1 School of Biological Science, Royal Holloway, University of London, Egham, Surrey, TW20 0EX, UK
2 Shemyakin & Ovchinnikov Institute of Bioorganic Chemistry, Ul. Miklukho-Maklaya, 16/10, 117997 GSP, Moscow V-437, Russia
BMC Molecular Biology 2007, 8:32 doi:10.1186/1471-2199-8-32Published: 11 May 2007
the use of specific but partially degenerate primers for nucleic acid hybridisations and PCRs amplification of known or unknown gene families was first reported well over a decade ago and the technique has been used widely since then.
here we report a novel and successful selection strategy for the design of hybrid partially degenerate primers for use with RT-PCR and RACE-PCR for the identification of unknown gene families. The technique (named PaBaLiS) has proven very effective as it allowed us to identify and clone a large group of mRNAs encoding neurotoxin-like polypeptide pools from the venom of Agelena orientalis species of spider. Our approach differs radically from the generally accepted CODEHOP principle first reported in 1998. Most importantly, our method has proven very efficient by performing better than an independently generated high throughput EST cloning programme. Our method yielded nearly 130 non-identical sequences from Agelena orientalis, whilst the EST cloning technique yielded only 48 non-identical sequences from 2100 clones obtained from the same Agelena material. In addition to the primer design approach reported here, which is almost universally applicable to any PCR cloning application, our results also indicate that venom of Agelena orientalis spider contains a much larger family of related toxin-like sequences than previously thought.

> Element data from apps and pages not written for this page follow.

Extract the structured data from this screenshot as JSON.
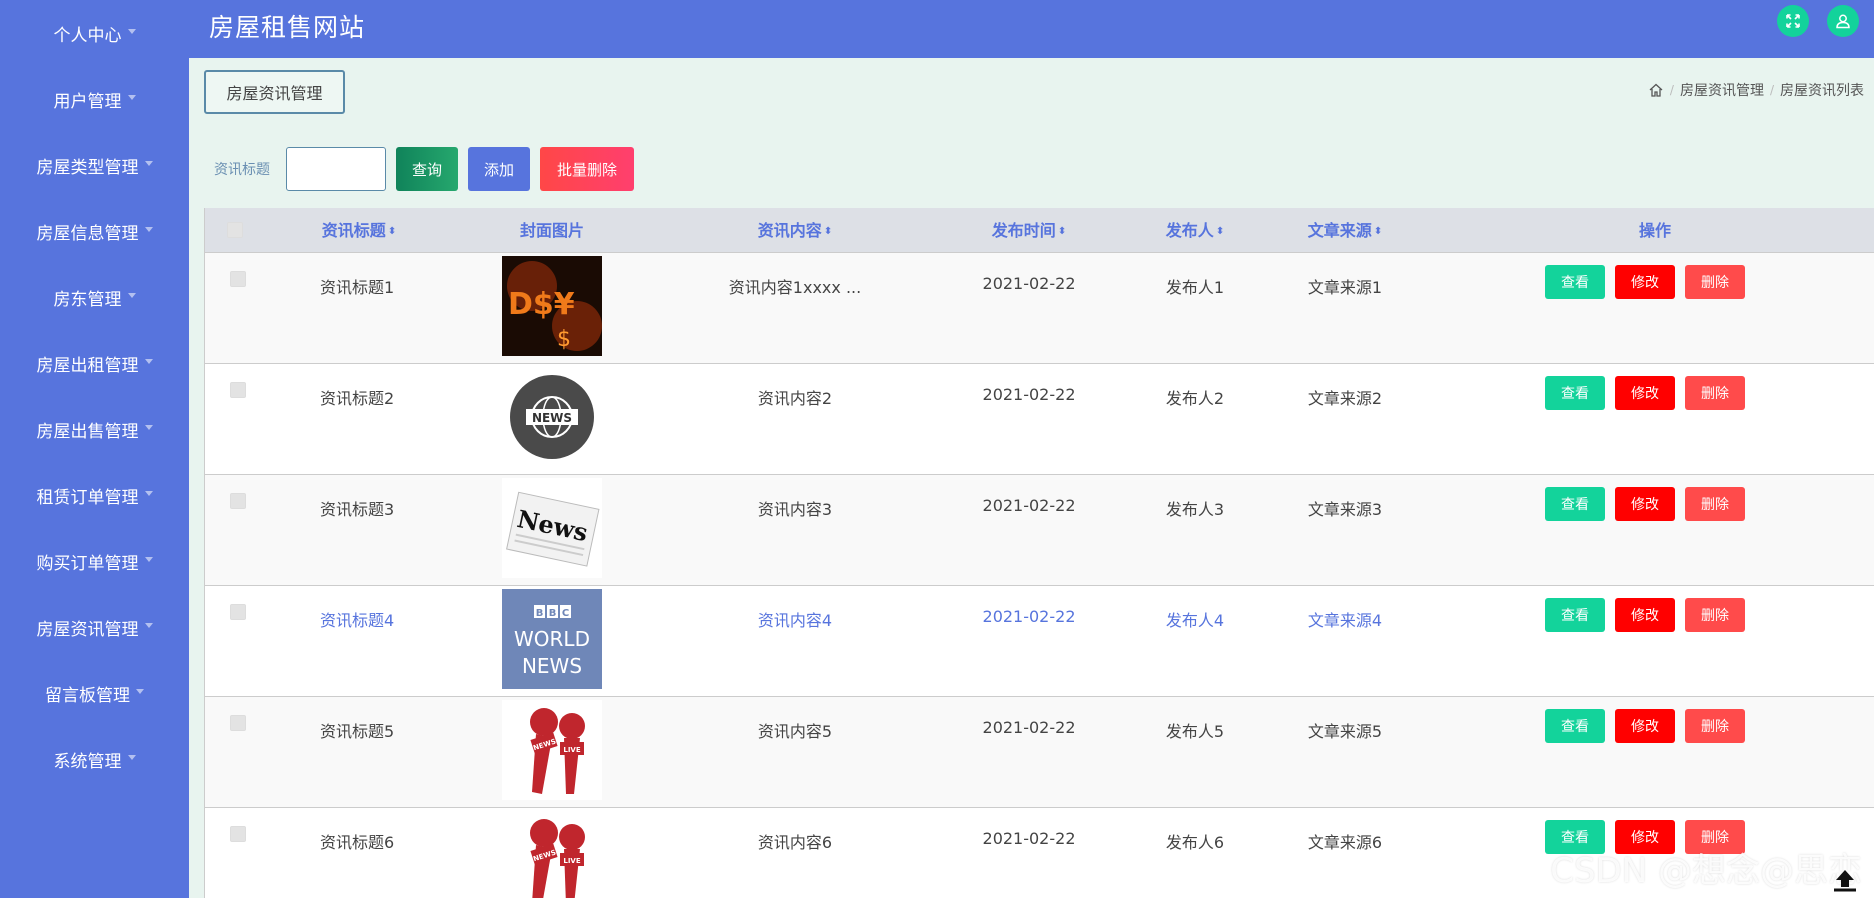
{
  "header": {
    "title": "房屋租售网站"
  },
  "sidebar": {
    "items": [
      {
        "label": "个人中心"
      },
      {
        "label": "用户管理"
      },
      {
        "label": "房屋类型管理"
      },
      {
        "label": "房屋信息管理"
      },
      {
        "label": "房东管理"
      },
      {
        "label": "房屋出租管理"
      },
      {
        "label": "房屋出售管理"
      },
      {
        "label": "租赁订单管理"
      },
      {
        "label": "购买订单管理"
      },
      {
        "label": "房屋资讯管理"
      },
      {
        "label": "留言板管理"
      },
      {
        "label": "系统管理"
      }
    ]
  },
  "page": {
    "tag": "房屋资讯管理",
    "breadcrumb": [
      "房屋资讯管理",
      "房屋资讯列表"
    ]
  },
  "search": {
    "label": "资讯标题",
    "value": "",
    "placeholder": "",
    "query_label": "查询",
    "add_label": "添加",
    "batch_delete_label": "批量删除"
  },
  "table": {
    "columns": {
      "title": "资讯标题",
      "cover": "封面图片",
      "content": "资讯内容",
      "time": "发布时间",
      "publisher": "发布人",
      "source": "文章来源",
      "ops": "操作"
    },
    "actions": {
      "view": "查看",
      "edit": "修改",
      "delete": "删除"
    },
    "rows": [
      {
        "title": "资讯标题1",
        "content": "资讯内容1xxxx ...",
        "time": "2021-02-22",
        "publisher": "发布人1",
        "source": "文章来源1"
      },
      {
        "title": "资讯标题2",
        "content": "资讯内容2",
        "time": "2021-02-22",
        "publisher": "发布人2",
        "source": "文章来源2"
      },
      {
        "title": "资讯标题3",
        "content": "资讯内容3",
        "time": "2021-02-22",
        "publisher": "发布人3",
        "source": "文章来源3"
      },
      {
        "title": "资讯标题4",
        "content": "资讯内容4",
        "time": "2021-02-22",
        "publisher": "发布人4",
        "source": "文章来源4"
      },
      {
        "title": "资讯标题5",
        "content": "资讯内容5",
        "time": "2021-02-22",
        "publisher": "发布人5",
        "source": "文章来源5"
      },
      {
        "title": "资讯标题6",
        "content": "资讯内容6",
        "time": "2021-02-22",
        "publisher": "发布人6",
        "source": "文章来源6"
      }
    ]
  },
  "thumbs": {
    "dollar_text": "D$¥",
    "news_badge": "NEWS",
    "newspaper_text": "News",
    "bbc_letters": [
      "B",
      "B",
      "C"
    ],
    "bbc_line1": "WORLD",
    "bbc_line2": "NEWS",
    "live_text": "LIVE",
    "mic_text": "NEWS"
  },
  "watermark": "CSDN @想念@思恋",
  "colors": {
    "primary": "#5774dd",
    "view": "#13d39b",
    "edit": "#ff0000",
    "delete": "#ff4b4b",
    "query": "#10835a",
    "batch": "#ff4747"
  },
  "icons": {
    "fullscreen": "fullscreen-icon",
    "user": "user-icon",
    "home": "home-icon",
    "back_to_top": "back-to-top-icon"
  }
}
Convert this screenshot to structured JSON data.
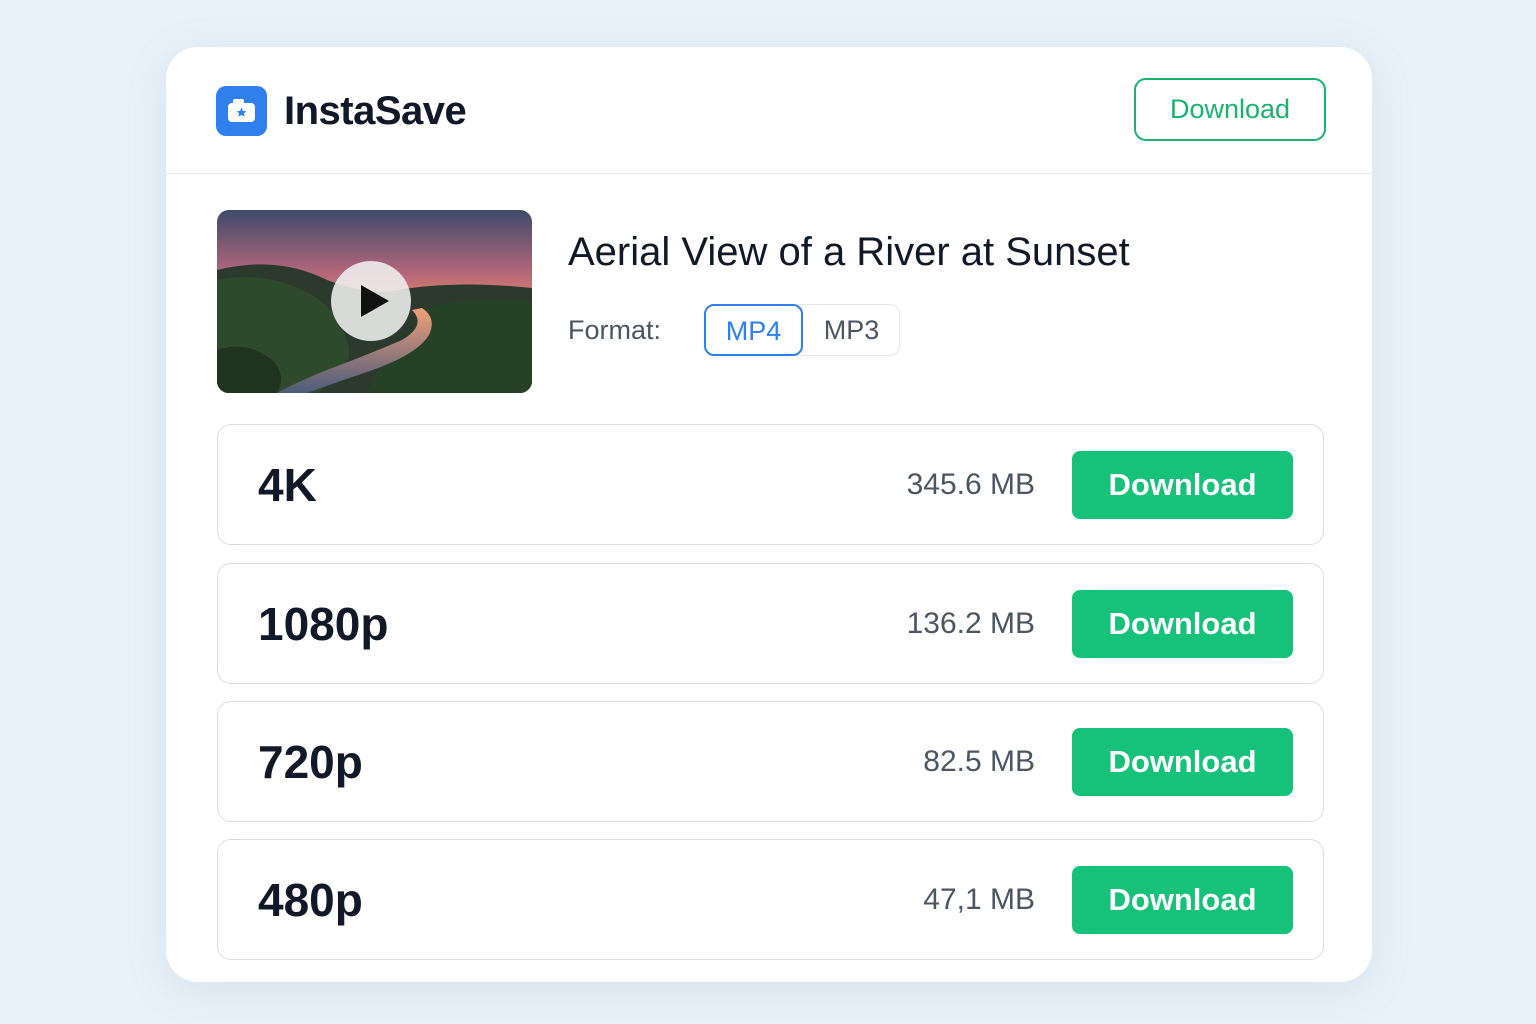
{
  "app": {
    "brand": "InstaSave",
    "logo_icon": "camera-icon",
    "accent_color": "#2f80ed",
    "success_color": "#16c27a"
  },
  "header": {
    "download_label": "Download"
  },
  "video": {
    "title": "Aerial View of a River at Sunset",
    "thumbnail_icon": "play-icon"
  },
  "format": {
    "label": "Format:",
    "options": [
      "MP4",
      "MP3"
    ],
    "selected": "MP4"
  },
  "qualities": [
    {
      "resolution": "4K",
      "size": "345.6 MB",
      "button": "Download"
    },
    {
      "resolution": "1080p",
      "size": "136.2 MB",
      "button": "Download"
    },
    {
      "resolution": "720p",
      "size": "82.5 MB",
      "button": "Download"
    },
    {
      "resolution": "480p",
      "size": "47,1 MB",
      "button": "Download"
    }
  ]
}
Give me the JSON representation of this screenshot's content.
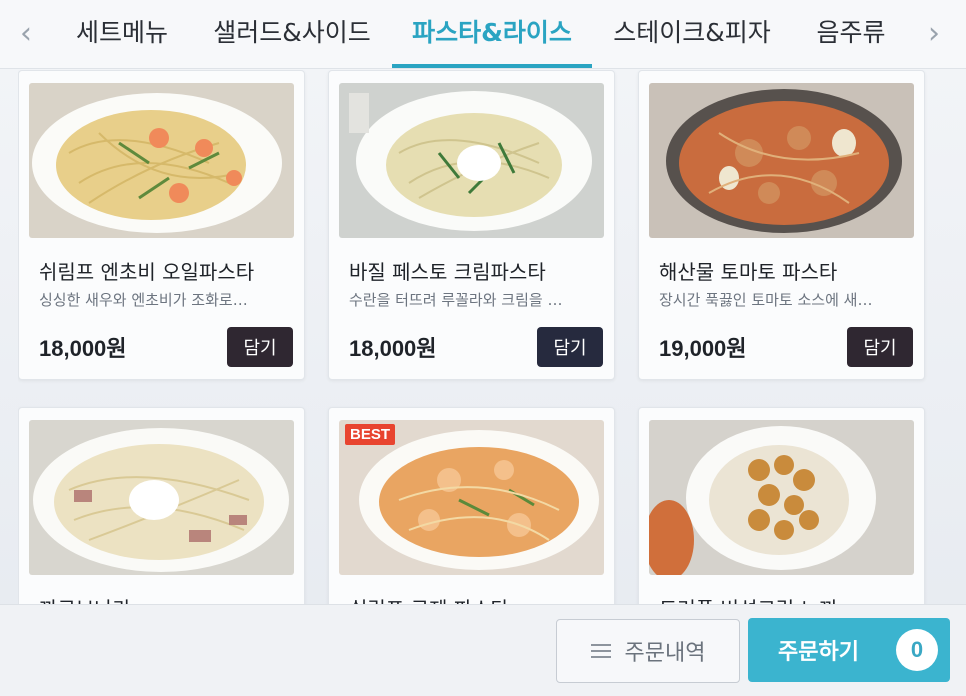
{
  "nav": {
    "prev_icon": "chevron-left-icon",
    "next_icon": "chevron-right-icon",
    "tabs": [
      {
        "label": "세트메뉴"
      },
      {
        "label": "샐러드&사이드"
      },
      {
        "label": "파스타&라이스"
      },
      {
        "label": "스테이크&피자"
      },
      {
        "label": "음주류"
      }
    ],
    "active_tab": "파스타&라이스"
  },
  "menu": {
    "add_label": "담기",
    "items": [
      {
        "name": "쉬림프 엔초비 오일파스타",
        "desc": "싱싱한 새우와 엔초비가 조화로…",
        "price": "18,000원"
      },
      {
        "name": "바질 페스토 크림파스타",
        "desc": "수란을 터뜨려 루꼴라와 크림을 …",
        "price": "18,000원"
      },
      {
        "name": "해산물 토마토 파스타",
        "desc": "장시간 푹끓인 토마토 소스에 새…",
        "price": "19,000원"
      },
      {
        "name": "까르보나라",
        "desc": "",
        "price": "",
        "badge": ""
      },
      {
        "name": "쉬림프 로제 파스타",
        "desc": "",
        "price": "",
        "badge": "BEST"
      },
      {
        "name": "트러플 버섯크림 뇨끼",
        "desc": "",
        "price": "",
        "badge": ""
      }
    ]
  },
  "footer": {
    "history_label": "주문내역",
    "order_label": "주문하기",
    "cart_count": "0"
  },
  "colors": {
    "accent": "#2aa4c2",
    "order_button": "#3bb4cf",
    "add_button": "#2f2731",
    "best_badge": "#e8442f"
  }
}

with upwards of 100,000 species of spider thought to exist, and a propensity for producing diverse peptide pools, many more peptides of pharmacological importance await discovery. We envisage that some of these peptides and their recombinant derivatives will provide a new range of tools for neuroscience research and could also facilitate the development of a new generation of analgesic drugs and insecticides.